Start of DATA FOR THE TASK

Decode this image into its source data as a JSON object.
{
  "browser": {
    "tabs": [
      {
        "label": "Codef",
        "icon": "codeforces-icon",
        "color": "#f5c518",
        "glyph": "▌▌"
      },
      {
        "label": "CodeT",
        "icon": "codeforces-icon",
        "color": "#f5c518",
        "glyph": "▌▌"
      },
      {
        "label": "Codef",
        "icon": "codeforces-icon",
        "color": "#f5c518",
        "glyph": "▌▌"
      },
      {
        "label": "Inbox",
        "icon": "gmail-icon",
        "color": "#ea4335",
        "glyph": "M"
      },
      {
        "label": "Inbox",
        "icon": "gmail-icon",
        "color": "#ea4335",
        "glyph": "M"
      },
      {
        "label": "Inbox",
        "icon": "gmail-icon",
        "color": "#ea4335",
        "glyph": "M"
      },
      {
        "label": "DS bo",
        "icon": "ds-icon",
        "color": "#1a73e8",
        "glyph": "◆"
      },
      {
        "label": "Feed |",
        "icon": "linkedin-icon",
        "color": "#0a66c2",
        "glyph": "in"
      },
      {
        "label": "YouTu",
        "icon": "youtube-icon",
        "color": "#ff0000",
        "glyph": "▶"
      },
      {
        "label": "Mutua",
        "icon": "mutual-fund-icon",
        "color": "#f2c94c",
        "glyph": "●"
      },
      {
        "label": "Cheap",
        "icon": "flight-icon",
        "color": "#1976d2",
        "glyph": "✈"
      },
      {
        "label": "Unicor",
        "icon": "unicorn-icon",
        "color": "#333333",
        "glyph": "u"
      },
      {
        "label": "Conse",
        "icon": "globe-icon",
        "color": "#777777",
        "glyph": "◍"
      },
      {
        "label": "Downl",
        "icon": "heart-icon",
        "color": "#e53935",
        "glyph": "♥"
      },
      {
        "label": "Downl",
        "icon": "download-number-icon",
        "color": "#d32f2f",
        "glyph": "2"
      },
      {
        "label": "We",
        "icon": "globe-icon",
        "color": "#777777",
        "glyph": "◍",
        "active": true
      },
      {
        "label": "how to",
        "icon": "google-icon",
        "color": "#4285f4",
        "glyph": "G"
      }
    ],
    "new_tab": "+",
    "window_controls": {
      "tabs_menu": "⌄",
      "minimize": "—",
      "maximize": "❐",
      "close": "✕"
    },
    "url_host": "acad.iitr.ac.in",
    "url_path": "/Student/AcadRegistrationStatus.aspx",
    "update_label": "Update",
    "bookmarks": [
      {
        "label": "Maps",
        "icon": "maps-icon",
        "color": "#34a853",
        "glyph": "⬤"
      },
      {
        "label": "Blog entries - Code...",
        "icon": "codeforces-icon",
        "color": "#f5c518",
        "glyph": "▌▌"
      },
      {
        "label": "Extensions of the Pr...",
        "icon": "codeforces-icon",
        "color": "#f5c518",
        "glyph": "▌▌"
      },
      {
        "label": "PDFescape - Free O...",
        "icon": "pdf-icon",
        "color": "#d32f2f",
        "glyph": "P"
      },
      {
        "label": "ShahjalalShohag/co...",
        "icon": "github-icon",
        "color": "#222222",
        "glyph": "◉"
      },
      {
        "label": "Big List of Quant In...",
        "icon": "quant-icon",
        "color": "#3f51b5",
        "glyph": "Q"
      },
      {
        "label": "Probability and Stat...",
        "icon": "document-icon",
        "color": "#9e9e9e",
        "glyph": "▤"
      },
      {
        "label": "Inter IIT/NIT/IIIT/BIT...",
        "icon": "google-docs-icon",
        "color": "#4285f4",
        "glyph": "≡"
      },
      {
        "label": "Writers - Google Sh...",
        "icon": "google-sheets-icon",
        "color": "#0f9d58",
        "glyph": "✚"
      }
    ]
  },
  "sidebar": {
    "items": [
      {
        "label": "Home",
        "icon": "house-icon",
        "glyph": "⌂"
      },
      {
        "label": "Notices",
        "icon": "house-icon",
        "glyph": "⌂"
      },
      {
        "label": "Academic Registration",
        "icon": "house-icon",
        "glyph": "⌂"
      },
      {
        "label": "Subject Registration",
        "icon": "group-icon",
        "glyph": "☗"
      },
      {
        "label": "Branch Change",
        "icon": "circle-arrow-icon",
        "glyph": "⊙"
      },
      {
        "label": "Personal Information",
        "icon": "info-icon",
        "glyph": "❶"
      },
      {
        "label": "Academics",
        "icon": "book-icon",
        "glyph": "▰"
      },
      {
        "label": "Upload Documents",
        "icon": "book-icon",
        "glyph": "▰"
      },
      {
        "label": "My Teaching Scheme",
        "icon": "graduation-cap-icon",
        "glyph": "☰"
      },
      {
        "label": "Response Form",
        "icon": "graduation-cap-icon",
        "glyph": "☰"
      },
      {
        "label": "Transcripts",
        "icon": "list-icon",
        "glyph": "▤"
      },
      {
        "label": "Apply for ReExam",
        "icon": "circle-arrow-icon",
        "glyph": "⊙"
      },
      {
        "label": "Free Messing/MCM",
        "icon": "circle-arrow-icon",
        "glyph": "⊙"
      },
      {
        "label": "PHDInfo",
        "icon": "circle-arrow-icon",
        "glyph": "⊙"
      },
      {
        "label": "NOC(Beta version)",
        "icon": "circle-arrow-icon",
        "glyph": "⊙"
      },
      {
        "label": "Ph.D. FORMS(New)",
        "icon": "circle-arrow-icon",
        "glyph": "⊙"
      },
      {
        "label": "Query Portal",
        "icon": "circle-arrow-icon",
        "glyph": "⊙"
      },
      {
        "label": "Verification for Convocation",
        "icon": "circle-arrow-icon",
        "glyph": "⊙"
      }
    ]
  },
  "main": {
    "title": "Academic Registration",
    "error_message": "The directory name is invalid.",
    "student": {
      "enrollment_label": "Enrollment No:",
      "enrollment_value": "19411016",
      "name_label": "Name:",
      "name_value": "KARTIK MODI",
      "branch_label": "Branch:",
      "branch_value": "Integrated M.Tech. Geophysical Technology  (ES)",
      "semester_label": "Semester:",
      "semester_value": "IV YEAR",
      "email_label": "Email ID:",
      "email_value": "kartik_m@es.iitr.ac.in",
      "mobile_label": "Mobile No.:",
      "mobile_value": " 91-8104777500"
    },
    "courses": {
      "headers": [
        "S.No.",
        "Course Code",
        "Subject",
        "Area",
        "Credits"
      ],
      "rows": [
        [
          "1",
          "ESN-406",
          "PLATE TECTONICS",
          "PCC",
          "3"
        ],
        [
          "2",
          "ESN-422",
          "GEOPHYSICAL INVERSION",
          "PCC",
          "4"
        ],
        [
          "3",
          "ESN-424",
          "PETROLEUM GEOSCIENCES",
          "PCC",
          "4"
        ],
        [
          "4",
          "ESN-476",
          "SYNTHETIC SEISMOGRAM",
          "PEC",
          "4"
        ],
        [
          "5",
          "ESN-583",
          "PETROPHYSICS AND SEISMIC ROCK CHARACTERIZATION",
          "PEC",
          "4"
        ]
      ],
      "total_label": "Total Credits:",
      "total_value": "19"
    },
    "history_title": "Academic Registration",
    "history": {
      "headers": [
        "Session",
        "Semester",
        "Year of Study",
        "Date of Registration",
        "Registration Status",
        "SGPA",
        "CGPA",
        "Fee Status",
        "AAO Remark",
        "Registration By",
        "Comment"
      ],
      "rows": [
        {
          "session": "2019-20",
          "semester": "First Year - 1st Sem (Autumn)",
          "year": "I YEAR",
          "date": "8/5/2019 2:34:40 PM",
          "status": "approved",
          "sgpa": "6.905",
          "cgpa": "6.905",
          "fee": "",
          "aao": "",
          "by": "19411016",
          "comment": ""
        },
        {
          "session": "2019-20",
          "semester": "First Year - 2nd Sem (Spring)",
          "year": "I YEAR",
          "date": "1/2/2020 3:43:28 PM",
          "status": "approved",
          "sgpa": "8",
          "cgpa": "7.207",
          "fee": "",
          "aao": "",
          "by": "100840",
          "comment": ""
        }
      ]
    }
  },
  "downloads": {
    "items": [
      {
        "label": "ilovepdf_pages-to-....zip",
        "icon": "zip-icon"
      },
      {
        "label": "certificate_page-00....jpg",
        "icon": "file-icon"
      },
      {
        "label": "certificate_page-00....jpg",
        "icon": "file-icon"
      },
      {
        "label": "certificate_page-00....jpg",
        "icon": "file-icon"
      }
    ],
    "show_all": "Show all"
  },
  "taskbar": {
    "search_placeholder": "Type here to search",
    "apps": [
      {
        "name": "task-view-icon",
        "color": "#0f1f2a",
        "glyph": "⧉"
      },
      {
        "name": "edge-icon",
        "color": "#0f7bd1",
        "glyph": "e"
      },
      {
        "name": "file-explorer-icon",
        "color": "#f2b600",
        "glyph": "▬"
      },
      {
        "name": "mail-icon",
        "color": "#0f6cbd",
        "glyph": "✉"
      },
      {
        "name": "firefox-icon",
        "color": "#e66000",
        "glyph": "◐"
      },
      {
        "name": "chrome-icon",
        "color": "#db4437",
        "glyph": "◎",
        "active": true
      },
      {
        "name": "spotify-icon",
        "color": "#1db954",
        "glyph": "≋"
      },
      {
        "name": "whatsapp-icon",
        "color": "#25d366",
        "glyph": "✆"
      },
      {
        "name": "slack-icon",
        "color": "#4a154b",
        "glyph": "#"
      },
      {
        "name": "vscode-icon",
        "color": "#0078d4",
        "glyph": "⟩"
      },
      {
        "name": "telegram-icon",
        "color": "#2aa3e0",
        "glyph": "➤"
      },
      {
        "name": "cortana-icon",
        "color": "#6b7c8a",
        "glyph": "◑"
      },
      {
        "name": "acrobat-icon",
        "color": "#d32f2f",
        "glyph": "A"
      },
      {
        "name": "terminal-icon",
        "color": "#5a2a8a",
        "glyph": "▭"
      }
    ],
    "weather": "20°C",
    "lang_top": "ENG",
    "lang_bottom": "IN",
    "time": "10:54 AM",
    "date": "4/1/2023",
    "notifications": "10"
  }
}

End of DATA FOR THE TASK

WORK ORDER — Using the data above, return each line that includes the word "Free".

RESPONSE TO THIS EXERCISE —
        "label": "PDFescape - Free O...",
        "label": "Free Messing/MCM",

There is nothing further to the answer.